History of illegal drug use depends on the drug used and the method of delivery. It is very common for persons to test positive for Hepatitis or HIV if they had a history of drug abuse. Many never had any symptoms of having these diseases during their life. This is the same for incarceration. We define incarceration as serving time in a federal prison for 6 months or more. There is a really strong correlation with people being incarcerated and a high incidence of testing positive for Hepatitis especially. I’ve always wondered why this is the case, but it is. I’ve seen the test results to prove it over and over again.

As I suspected, these regulations are about the correlations between certain behaviors and certain infectious diseases. If they test the bodies anyway for infectious diseases, why involve the correlating factors?
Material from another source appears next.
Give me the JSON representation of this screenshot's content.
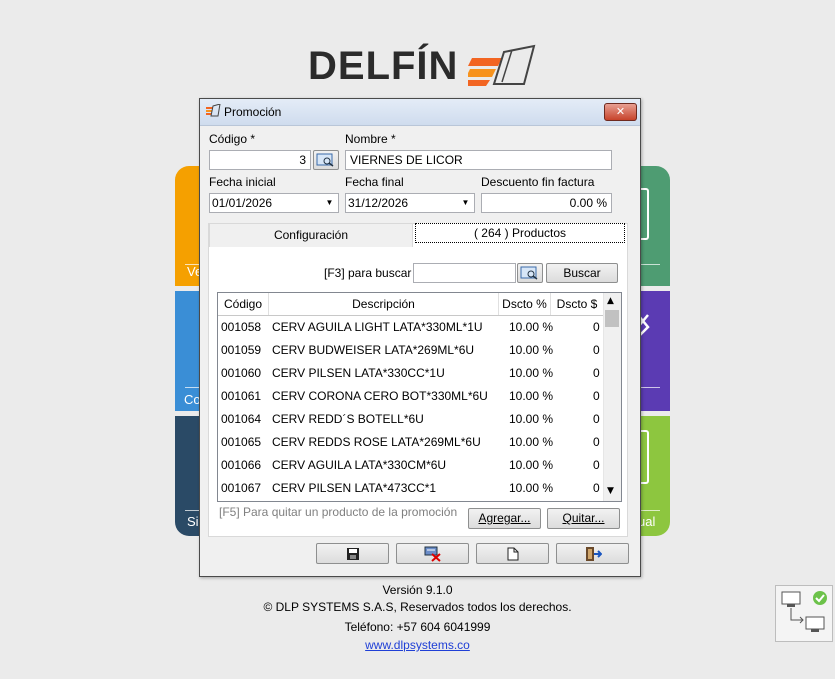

Why exclude prisoners or drug abusers who do not have HIV or hepatitis? Any correlation that is not 100% is a form of stereotyping, and the tests have to be conducted anyway. I do see that the correlations probably lead to cost savings, which is almost certainly a factor.

Overweight and underweight more than just a body image problem. When it comes to transporting an overweight donor, it can add a significant cost as well as create injury to our employees and the medical researchers that are the recipient of the donor. The expression “dead weight” is a real one. We all feel like we weigh twice as much once we spiritually exit our bodies for some reason. But it is important to distinguish that this criteria is at the time of death. A person’s weight can fluctuate a great deal if they are ill for several months or years prior to death so we do not prevent people from registering their intent to BE a donor but I want people to know in advance this may prevent donation from occurring. In regards to low body weight, donors that are severely emaciated are not requested by researchers because they do not represent the norm. But again, sometimes the researchers request these donations. …This criteria fluctuates often so I just list it as “severely under or overweight” to represent what is usually the truth. This criteria is subject to change so I don’t put an actual BMI number on our website. Many people register their intent to donate far in advance of their eventual death and I am certain that criteria will continue to evolve and change.

Well, “dead weight” may be a real phrase, but in terms of pounds, if I die tomorrow my body will weigh then what it weighs now, or very close to it. I would personally be happier if they gave a maximum number of pounds, rather than “severely overweight,” since (as our readers know), a 300-pound football player is not considered overweight and a 300-pound woman is. And if the issue is that researchers’ needs change, then why not just say something like “we may have weight restrictions at given times depending on researchers’ needs”? Meanwhile, I cut material about Valere’s own weight, which she might not want to see plastered over the Internet. She’s discovering the crazy randomness of BMI, which I’m always glad to see someone learn.

As far as race, age, ethnicity, disability and any other things that make us human, that criteria has never been a consideration by our researchers. In other words, they are not requesting donors of a specific race or ethnicity but they do sometimes request certain disabilities or age ranges. Our program does NOT consider these factors for donation acceptance however and neither do the researchers we work with. The more you “live” in your body, the better for medicine I say!

Fabulous! One way to make this policy operational would be to disconnect incarceration and history of drug abuse from HIV and hepatitis, and just use the tests for those diseases to set criteria for donation, although again I acknowledge the cost-saving factor.

Once again, I’m really glad MedCure is in the world, and I thank Valere for her detailed and thoughtful response.